In the paper, we introduce a design tool that translates a user's drawings into printable parts for constructing a custom luminaire. The tool allows users to experiment with different designs and LED colors and placement, and a specialized ray tracer allows the user to vizualize the result in real-time.
My role in the project was assisting in building the front-end and back-end tools, handling the fabrication of custom lenses, finding the optimal means of mixing silicone light diffusers, and creating a use case for the tool, described below.
The tool uses the paper.js vector graphics scripting framework which enables common vector editing operations and backwards compatibility with vector graphics applications. In order to carry over tool-specific data (e.g. annotating vector elements that corresponded to LEDs), we overwrote the SVG data attribute with a JSON string. From an initial SVG design, the tool allows the user to specify two types of elements: elements which block light (hard edge), and elements which allowed light to pass through (soft edge).
At a high level, the design tool allows users a single operation: place, remove, and move LED elements in a scene. Otherwise, all interactions with the design take place in an external vector graphics editor in order to leverage user's knowledge of and expertise with existing graphic design tools.

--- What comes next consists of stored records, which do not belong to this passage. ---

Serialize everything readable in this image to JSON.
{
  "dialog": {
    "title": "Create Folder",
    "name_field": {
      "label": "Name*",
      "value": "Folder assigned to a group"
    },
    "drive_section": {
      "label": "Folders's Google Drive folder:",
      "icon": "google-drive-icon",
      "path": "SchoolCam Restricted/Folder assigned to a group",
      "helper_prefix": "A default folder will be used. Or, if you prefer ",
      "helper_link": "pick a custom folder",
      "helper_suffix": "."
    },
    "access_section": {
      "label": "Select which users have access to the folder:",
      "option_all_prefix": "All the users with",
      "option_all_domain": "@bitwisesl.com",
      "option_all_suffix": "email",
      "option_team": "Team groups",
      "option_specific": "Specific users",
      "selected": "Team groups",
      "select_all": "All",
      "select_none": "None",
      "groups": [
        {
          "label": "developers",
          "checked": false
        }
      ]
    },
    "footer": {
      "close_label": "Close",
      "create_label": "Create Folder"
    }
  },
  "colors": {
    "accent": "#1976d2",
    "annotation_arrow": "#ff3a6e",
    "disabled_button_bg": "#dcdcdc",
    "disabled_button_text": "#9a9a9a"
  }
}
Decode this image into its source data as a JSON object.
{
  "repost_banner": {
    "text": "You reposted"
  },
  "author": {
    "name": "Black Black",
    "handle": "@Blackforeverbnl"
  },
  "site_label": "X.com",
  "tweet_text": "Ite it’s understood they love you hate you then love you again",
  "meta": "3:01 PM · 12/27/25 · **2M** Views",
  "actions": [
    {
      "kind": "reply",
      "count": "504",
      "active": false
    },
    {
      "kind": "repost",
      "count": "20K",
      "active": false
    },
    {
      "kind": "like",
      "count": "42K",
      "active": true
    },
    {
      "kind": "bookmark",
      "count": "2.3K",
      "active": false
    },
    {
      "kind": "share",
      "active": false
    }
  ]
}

In order to support the luminaire design tool, we built a computational design backend for constructing a secondary optics system, or the design of fixtures and elements that alter the distribution of luminous intensity from the light source. Such distributions can diffuse, redirect, or focus light. For instance, a collimating optic on a bike light redirects light rays such that they become parallel to each other, increasing the light's viewability from a distance and maximizing the lumens over a given area of focus - like the pavement in front of the bike. Our work explores the creation of secondary optics to diffuse light over an area.
One of the most powerful and useful parts of our system is that it automatically generates all of the necessary files to construct the final luminaire. From the user's perspective, once they have finalized their design, the tool outputs five files 1) the 3D enclosure model, 2) a model to cast or print a diffuser, 3) a 3D reflector model, 4) a PCB board design file, and 5) microcontroller code to control the final LED assembly.
I validated the effectiveness of out components with empirical testing. The graph above shoes the luminous intensity curves of LEDs outfitted with several diffuser types. To obtain the graph, I photographed all different diffusers over an LED, cleaned and applied filters to the resulting images, extracted profile curves from pixel values, applied Gaussian smoothing and plotted them. We see that the components outperform the controls in producing smooth distributions of light.
Use Case: Harvard Square Model
As an example of what a custom interactive light display could be, I set out to make a luminaire of Harvard Square in Cambridge, MA, starting with a drawing of the city plan.
In the program, we placed the LEDs strategically to illuminate the buildings.
I first did a minature test print of the volumetric diffuser out of clear SLA.
Satisfied with the results, I printed a full-scale mold to fill with the empirically determined silicone mixture to best difuse the light.
The final luminaire:
User Studies and Results
We invited participants to design their own luminaires. The main goal of the user study was to obtain qualitative feedback on how the design tool facilitated luminaire design. We were especially interested in understanding a user's mental model of light, and what new functions and aesthetic choices this new understanding would afford.
Even in a brief workshop-style experience, with minimal experience with the tool and only an introduction to this novel way of working with light, users readily generated unique light interactions. A shift in vocabulary reflected this new understanding of the various aesthetic uses of light. We found that simulated light beams afforded deeper and more novel explorations of light.